Because of my specialty as a hospital doctor, I encountered many female patients who had been sexually abused, in childhood, by family members.
What adds to the horror of this is the fact that in many of these cases the mother was complicit in, or aware of the abuse, albeit often in denial.
Such maternal involvement was called the ‘Last Taboo’ in a 2009 leading article in The Independent newspaper, and we still need an answer to the question a tearful fifteen-year-old girl asked me, in front of her mother, after alleging she had been sexually abused by her father:
’Why will no one believe me?’
My one-act play, ‘Give the Dog a Bone’ is based on a true story of maternal denial of historical sexual abuse suffered by one of her twin daughters. When staged in Scotland in 2019, I was not surprised to be approached by members of the audience with similar stories from their own families. Stories they had not dared to divulge to anyone else. Why not? Probably, they feared that they would not be believed.
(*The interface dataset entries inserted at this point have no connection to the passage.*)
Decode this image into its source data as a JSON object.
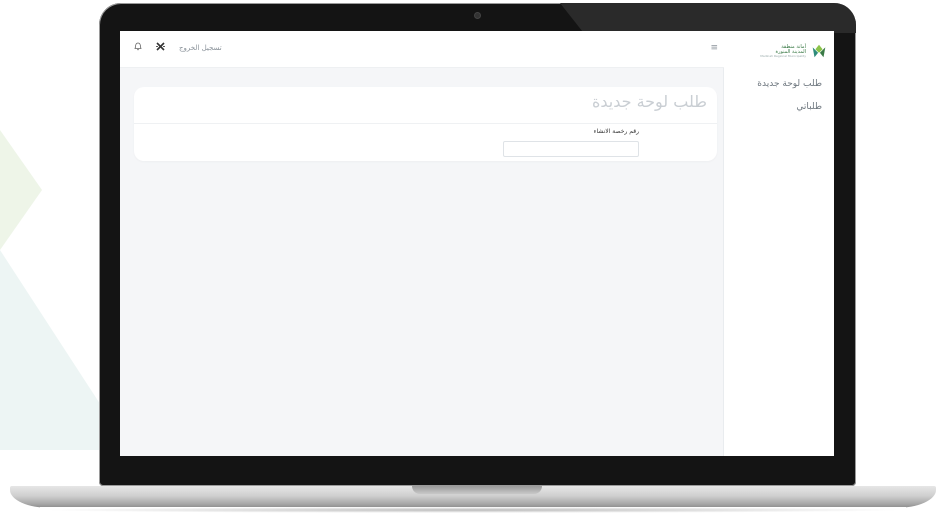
{
  "brand": {
    "name_line1": "أمانة منطقة",
    "name_line2": "المدينة المنورة",
    "name_line3": "Madinah Regional Municipality",
    "colors": {
      "green": "#3a7a46",
      "light_green": "#8bc34a",
      "teal": "#2e8b7a"
    }
  },
  "sidebar": {
    "items": [
      {
        "label": "طلب لوحة جديدة"
      },
      {
        "label": "طلباتي"
      }
    ]
  },
  "topbar": {
    "menu_icon": "hamburger-icon",
    "logout_label": "تسجيل الخروج",
    "icons": [
      "close-icon",
      "bell-icon"
    ]
  },
  "main": {
    "title": "طلب لوحة جديدة",
    "form": {
      "permit_label": "رقم رخصة الانشاء",
      "permit_value": "",
      "permit_placeholder": ""
    }
  }
}
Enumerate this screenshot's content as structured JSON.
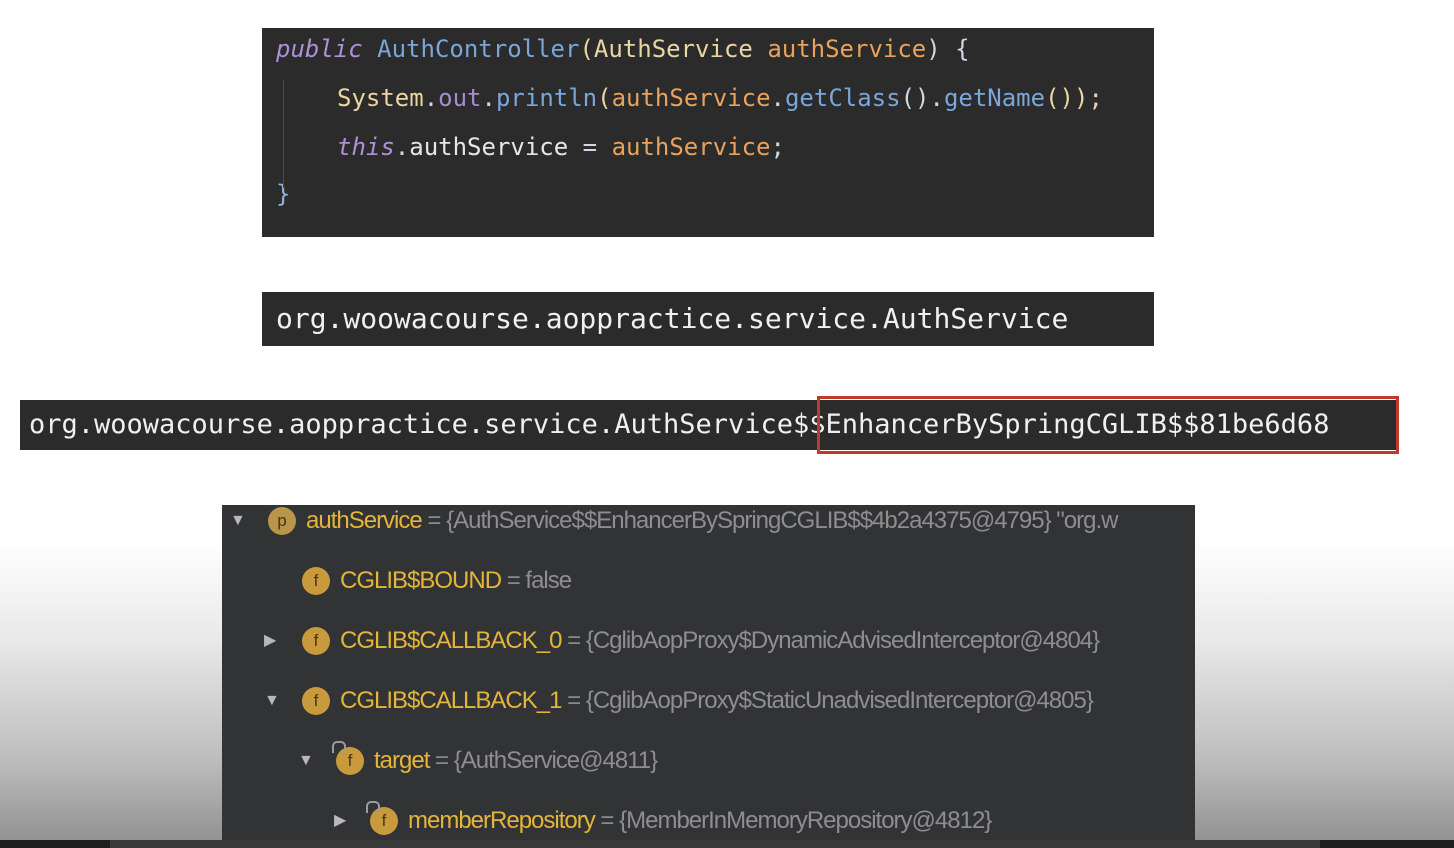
{
  "code": {
    "line1": {
      "kw": "public",
      "ctor": "AuthController",
      "open": "(",
      "type": "AuthService",
      "sp": " ",
      "param": "authService",
      "close": ") {"
    },
    "line2": {
      "cls": "System",
      "dot1": ".",
      "out": "out",
      "dot2": ".",
      "println": "println",
      "open": "(",
      "arg": "authService",
      "dot3": ".",
      "getClass": "getClass",
      "mid": "().",
      "getName": "getName",
      "close": "());"
    },
    "line3": {
      "this": "this",
      "dot": ".",
      "field": "authService",
      "eq": " = ",
      "val": "authService",
      "semi": ";"
    },
    "line4": "}"
  },
  "output1": "org.woowacourse.aoppractice.service.AuthService",
  "output2": {
    "prefix": "org.woowacourse.aoppractice.service.AuthService",
    "suffix": "$$EnhancerBySpringCGLIB$$81be6d68"
  },
  "colors": {
    "highlight_border": "#c0392b"
  },
  "debugger": {
    "rows": [
      {
        "icon": "p",
        "name": "authService",
        "eq": "=",
        "value": "{AuthService$$EnhancerBySpringCGLIB$$4b2a4375@4795} \"org.w"
      },
      {
        "icon": "f",
        "name": "CGLIB$BOUND",
        "eq": "=",
        "value": "false"
      },
      {
        "icon": "f",
        "name": "CGLIB$CALLBACK_0",
        "eq": "=",
        "value": "{CglibAopProxy$DynamicAdvisedInterceptor@4804}"
      },
      {
        "icon": "f",
        "name": "CGLIB$CALLBACK_1",
        "eq": "=",
        "value": "{CglibAopProxy$StaticUnadvisedInterceptor@4805}"
      },
      {
        "icon": "f",
        "name": "target",
        "eq": "=",
        "value": "{AuthService@4811}"
      },
      {
        "icon": "f",
        "name": "memberRepository",
        "eq": "=",
        "value": "{MemberInMemoryRepository@4812}"
      }
    ]
  }
}
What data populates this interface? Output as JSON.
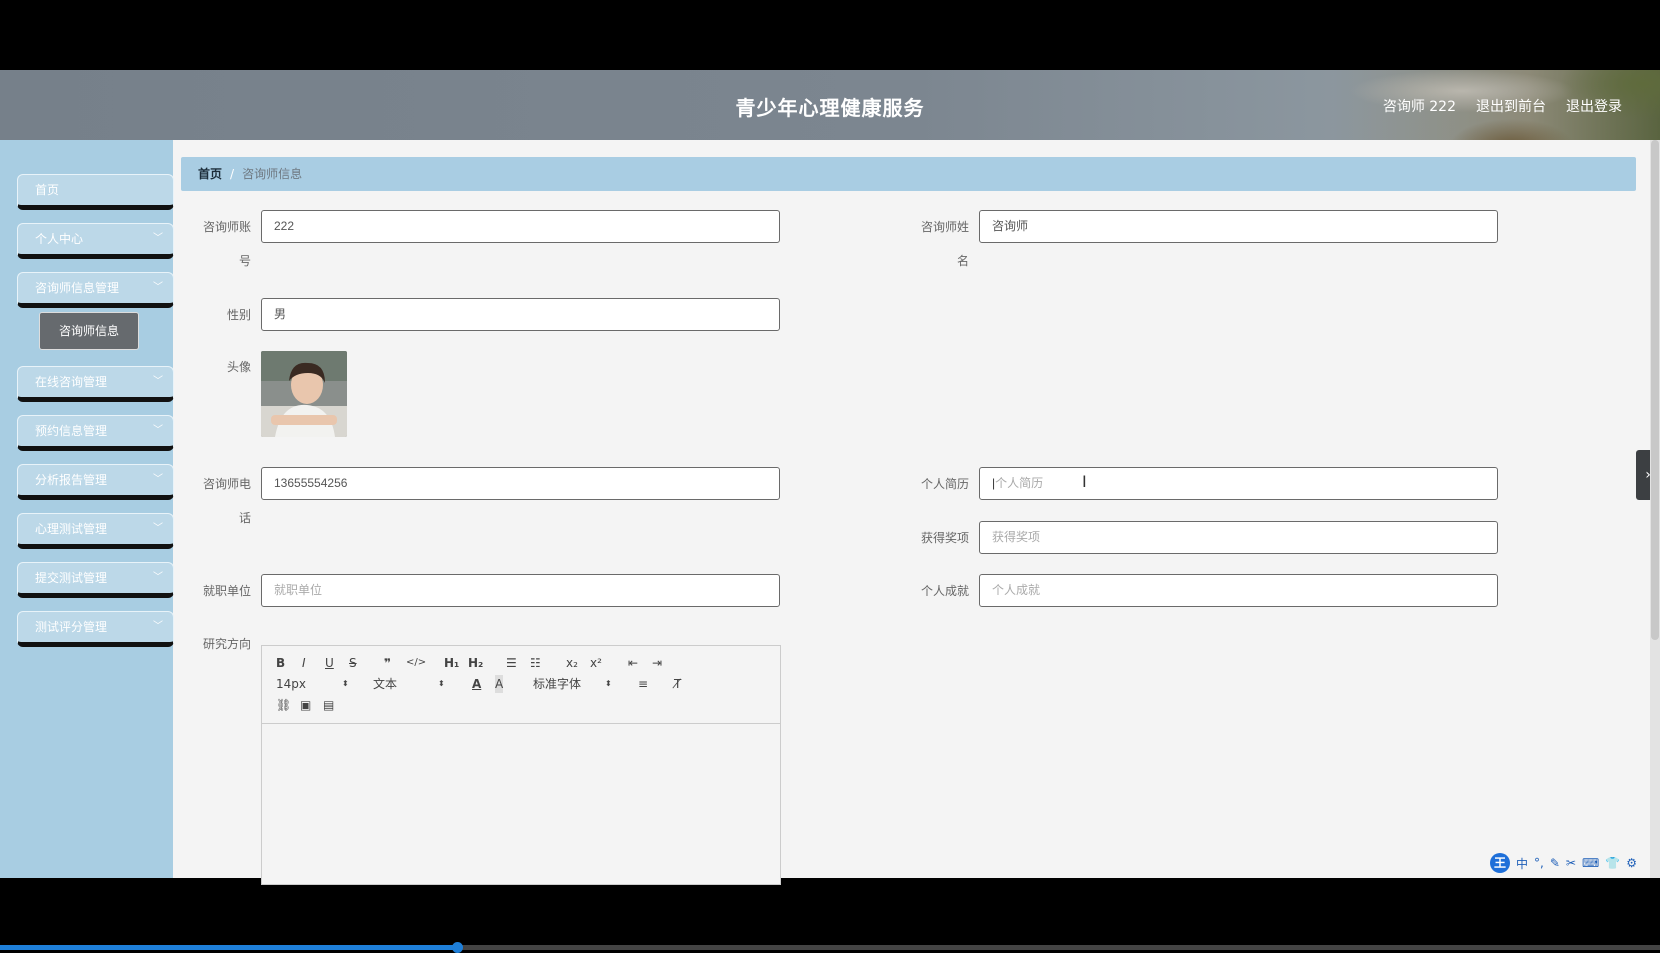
{
  "header": {
    "title": "青少年心理健康服务",
    "user_label": "咨询师 222",
    "back_to_front": "退出到前台",
    "logout": "退出登录"
  },
  "sidebar": {
    "items": [
      {
        "label": "首页"
      },
      {
        "label": "个人中心"
      },
      {
        "label": "咨询师信息管理"
      },
      {
        "label": "在线咨询管理"
      },
      {
        "label": "预约信息管理"
      },
      {
        "label": "分析报告管理"
      },
      {
        "label": "心理测试管理"
      },
      {
        "label": "提交测试管理"
      },
      {
        "label": "测试评分管理"
      }
    ],
    "submenu_item": "咨询师信息"
  },
  "breadcrumb": {
    "home": "首页",
    "current": "咨询师信息"
  },
  "form": {
    "account_label_1": "咨询师账",
    "account_label_2": "号",
    "account_value": "222",
    "name_label_1": "咨询师姓",
    "name_label_2": "名",
    "name_value": "咨询师",
    "gender_label": "性别",
    "gender_value": "男",
    "avatar_label": "头像",
    "phone_label_1": "咨询师电",
    "phone_label_2": "话",
    "phone_value": "13655554256",
    "resume_label": "个人简历",
    "resume_placeholder": "个人简历",
    "awards_label": "获得奖项",
    "awards_placeholder": "获得奖项",
    "employer_label": "就职单位",
    "employer_placeholder": "就职单位",
    "achievement_label": "个人成就",
    "achievement_placeholder": "个人成就",
    "research_label": "研究方向"
  },
  "editor": {
    "bold": "B",
    "italic": "I",
    "underline": "U",
    "strike": "S",
    "quote": "❞",
    "code": "</>",
    "h1": "H₁",
    "h2": "H₂",
    "ol": "☰",
    "ul": "☷",
    "sub": "x₂",
    "sup": "x²",
    "indent_out": "⇤",
    "indent_in": "⇥",
    "font_size": "14px",
    "header_select": "文本",
    "font_color": "A",
    "bg_color": "A",
    "font_family": "标准字体",
    "align": "≡",
    "clean": "T̸",
    "link": "⛓",
    "image": "▣",
    "video": "▤"
  },
  "ime": {
    "logo": "王",
    "lang": "中"
  },
  "video_progress": 0.275
}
However uncomfortable the truth may be, we should never be afraid to confront it.